-- Data listing follows --
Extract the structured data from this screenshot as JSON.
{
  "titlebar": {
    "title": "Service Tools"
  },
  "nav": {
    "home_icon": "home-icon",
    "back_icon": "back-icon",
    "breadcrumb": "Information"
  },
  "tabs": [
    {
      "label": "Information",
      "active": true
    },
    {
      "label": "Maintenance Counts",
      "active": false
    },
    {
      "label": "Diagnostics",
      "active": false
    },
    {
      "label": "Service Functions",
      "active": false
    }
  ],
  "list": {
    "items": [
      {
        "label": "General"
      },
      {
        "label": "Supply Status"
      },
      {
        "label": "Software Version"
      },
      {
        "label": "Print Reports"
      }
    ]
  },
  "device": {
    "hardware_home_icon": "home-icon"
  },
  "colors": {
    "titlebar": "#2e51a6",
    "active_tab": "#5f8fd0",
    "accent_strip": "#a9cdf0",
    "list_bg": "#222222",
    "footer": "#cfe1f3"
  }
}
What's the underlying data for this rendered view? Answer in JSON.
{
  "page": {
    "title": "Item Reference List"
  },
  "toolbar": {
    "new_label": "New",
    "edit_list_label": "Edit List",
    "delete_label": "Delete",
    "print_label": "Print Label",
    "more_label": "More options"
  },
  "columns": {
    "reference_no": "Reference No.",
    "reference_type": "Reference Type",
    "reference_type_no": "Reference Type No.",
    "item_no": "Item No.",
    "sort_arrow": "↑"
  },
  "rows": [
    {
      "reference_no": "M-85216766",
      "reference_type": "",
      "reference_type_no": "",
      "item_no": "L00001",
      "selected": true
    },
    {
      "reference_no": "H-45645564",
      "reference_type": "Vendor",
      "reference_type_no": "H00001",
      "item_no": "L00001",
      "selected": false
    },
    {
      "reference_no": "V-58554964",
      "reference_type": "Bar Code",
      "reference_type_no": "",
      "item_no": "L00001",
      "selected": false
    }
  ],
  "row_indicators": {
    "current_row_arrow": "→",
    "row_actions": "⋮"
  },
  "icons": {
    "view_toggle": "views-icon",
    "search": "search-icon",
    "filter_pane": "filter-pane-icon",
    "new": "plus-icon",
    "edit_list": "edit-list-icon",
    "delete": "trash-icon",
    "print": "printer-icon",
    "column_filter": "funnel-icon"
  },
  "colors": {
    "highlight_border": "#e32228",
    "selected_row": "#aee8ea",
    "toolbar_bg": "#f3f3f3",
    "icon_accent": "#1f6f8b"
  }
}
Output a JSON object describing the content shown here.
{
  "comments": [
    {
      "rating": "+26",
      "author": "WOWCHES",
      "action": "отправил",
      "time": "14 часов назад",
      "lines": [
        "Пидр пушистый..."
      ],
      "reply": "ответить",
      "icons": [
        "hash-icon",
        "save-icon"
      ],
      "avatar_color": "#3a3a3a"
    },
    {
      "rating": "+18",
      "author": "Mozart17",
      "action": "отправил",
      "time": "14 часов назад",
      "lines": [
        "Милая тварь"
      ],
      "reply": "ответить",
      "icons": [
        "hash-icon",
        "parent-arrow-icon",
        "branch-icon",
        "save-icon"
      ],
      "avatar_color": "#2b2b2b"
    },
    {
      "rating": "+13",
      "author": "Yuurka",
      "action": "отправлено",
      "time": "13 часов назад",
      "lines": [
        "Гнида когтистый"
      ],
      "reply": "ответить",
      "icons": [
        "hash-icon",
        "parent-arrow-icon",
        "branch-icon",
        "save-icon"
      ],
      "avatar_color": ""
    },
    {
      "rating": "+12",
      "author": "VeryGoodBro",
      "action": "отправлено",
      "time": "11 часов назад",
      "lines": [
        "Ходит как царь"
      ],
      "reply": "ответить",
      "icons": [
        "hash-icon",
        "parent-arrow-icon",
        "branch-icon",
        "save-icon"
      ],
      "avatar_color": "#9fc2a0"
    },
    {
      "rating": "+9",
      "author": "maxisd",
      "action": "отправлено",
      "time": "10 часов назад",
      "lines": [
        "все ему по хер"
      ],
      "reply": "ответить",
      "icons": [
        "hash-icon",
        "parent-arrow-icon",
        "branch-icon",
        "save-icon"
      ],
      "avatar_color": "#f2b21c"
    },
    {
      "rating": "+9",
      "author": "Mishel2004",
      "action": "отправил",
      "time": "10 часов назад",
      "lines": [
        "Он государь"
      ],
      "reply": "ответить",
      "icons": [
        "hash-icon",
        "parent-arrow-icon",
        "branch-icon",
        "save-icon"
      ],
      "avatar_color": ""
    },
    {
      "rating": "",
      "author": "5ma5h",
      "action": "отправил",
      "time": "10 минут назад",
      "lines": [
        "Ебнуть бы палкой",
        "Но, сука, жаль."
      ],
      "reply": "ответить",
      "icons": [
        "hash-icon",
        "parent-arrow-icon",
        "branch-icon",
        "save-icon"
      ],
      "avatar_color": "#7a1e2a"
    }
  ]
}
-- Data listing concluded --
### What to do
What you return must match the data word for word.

### The completed task
Extract the structured data from this screenshot as JSON.
{
  "titlebar": {
    "title": "Service Tools"
  },
  "nav": {
    "home_icon": "home-icon",
    "back_icon": "back-icon",
    "breadcrumb": "Information"
  },
  "tabs": [
    {
      "label": "Information",
      "active": true
    },
    {
      "label": "Maintenance Counts",
      "active": false
    },
    {
      "label": "Diagnostics",
      "active": false
    },
    {
      "label": "Service Functions",
      "active": false
    }
  ],
  "list": {
    "items": [
      {
        "label": "General"
      },
      {
        "label": "Supply Status"
      },
      {
        "label": "Software Version"
      },
      {
        "label": "Print Reports"
      }
    ]
  },
  "device": {
    "hardware_home_icon": "home-icon"
  },
  "colors": {
    "titlebar": "#2e51a6",
    "active_tab": "#5f8fd0",
    "accent_strip": "#a9cdf0",
    "list_bg": "#222222",
    "footer": "#cfe1f3"
  }
}
What's the underlying data for this rendered view? Answer in JSON.
{
  "page": {
    "title": "Item Reference List"
  },
  "toolbar": {
    "new_label": "New",
    "edit_list_label": "Edit List",
    "delete_label": "Delete",
    "print_label": "Print Label",
    "more_label": "More options"
  },
  "columns": {
    "reference_no": "Reference No.",
    "reference_type": "Reference Type",
    "reference_type_no": "Reference Type No.",
    "item_no": "Item No.",
    "sort_arrow": "↑"
  },
  "rows": [
    {
      "reference_no": "M-85216766",
      "reference_type": "",
      "reference_type_no": "",
      "item_no": "L00001",
      "selected": true
    },
    {
      "reference_no": "H-45645564",
      "reference_type": "Vendor",
      "reference_type_no": "H00001",
      "item_no": "L00001",
      "selected": false
    },
    {
      "reference_no": "V-58554964",
      "reference_type": "Bar Code",
      "reference_type_no": "",
      "item_no": "L00001",
      "selected": false
    }
  ],
  "row_indicators": {
    "current_row_arrow": "→",
    "row_actions": "⋮"
  },
  "icons": {
    "view_toggle": "views-icon",
    "search": "search-icon",
    "filter_pane": "filter-pane-icon",
    "new": "plus-icon",
    "edit_list": "edit-list-icon",
    "delete": "trash-icon",
    "print": "printer-icon",
    "column_filter": "funnel-icon"
  },
  "colors": {
    "highlight_border": "#e32228",
    "selected_row": "#aee8ea",
    "toolbar_bg": "#f3f3f3",
    "icon_accent": "#1f6f8b"
  }
}
Output a JSON object describing the content shown here.
{
  "comments": [
    {
      "rating": "+26",
      "author": "WOWCHES",
      "action": "отправил",
      "time": "14 часов назад",
      "lines": [
        "Пидр пушистый..."
      ],
      "reply": "ответить",
      "icons": [
        "hash-icon",
        "save-icon"
      ],
      "avatar_color": "#3a3a3a"
    },
    {
      "rating": "+18",
      "author": "Mozart17",
      "action": "отправил",
      "time": "14 часов назад",
      "lines": [
        "Милая тварь"
      ],
      "reply": "ответить",
      "icons": [
        "hash-icon",
        "parent-arrow-icon",
        "branch-icon",
        "save-icon"
      ],
      "avatar_color": "#2b2b2b"
    },
    {
      "rating": "+13",
      "author": "Yuurka",
      "action": "отправлено",
      "time": "13 часов назад",
      "lines": [
        "Гнида когтистый"
      ],
      "reply": "ответить",
      "icons": [
        "hash-icon",
        "parent-arrow-icon",
        "branch-icon",
        "save-icon"
      ],
      "avatar_color": ""
    },
    {
      "rating": "+12",
      "author": "VeryGoodBro",
      "action": "отправлено",
      "time": "11 часов назад",
      "lines": [
        "Ходит как царь"
      ],
      "reply": "ответить",
      "icons": [
        "hash-icon",
        "parent-arrow-icon",
        "branch-icon",
        "save-icon"
      ],
      "avatar_color": "#9fc2a0"
    },
    {
      "rating": "+9",
      "author": "maxisd",
      "action": "отправлено",
      "time": "10 часов назад",
      "lines": [
        "все ему по хер"
      ],
      "reply": "ответить",
      "icons": [
        "hash-icon",
        "parent-arrow-icon",
        "branch-icon",
        "save-icon"
      ],
      "avatar_color": "#f2b21c"
    },
    {
      "rating": "+9",
      "author": "Mishel2004",
      "action": "отправил",
      "time": "10 часов назад",
      "lines": [
        "Он государь"
      ],
      "reply": "ответить",
      "icons": [
        "hash-icon",
        "parent-arrow-icon",
        "branch-icon",
        "save-icon"
      ],
      "avatar_color": ""
    },
    {
      "rating": "",
      "author": "5ma5h",
      "action": "отправил",
      "time": "10 минут назад",
      "lines": [
        "Ебнуть бы палкой",
        "Но, сука, жаль."
      ],
      "reply": "ответить",
      "icons": [
        "hash-icon",
        "parent-arrow-icon",
        "branch-icon",
        "save-icon"
      ],
      "avatar_color": "#7a1e2a"
    }
  ]
}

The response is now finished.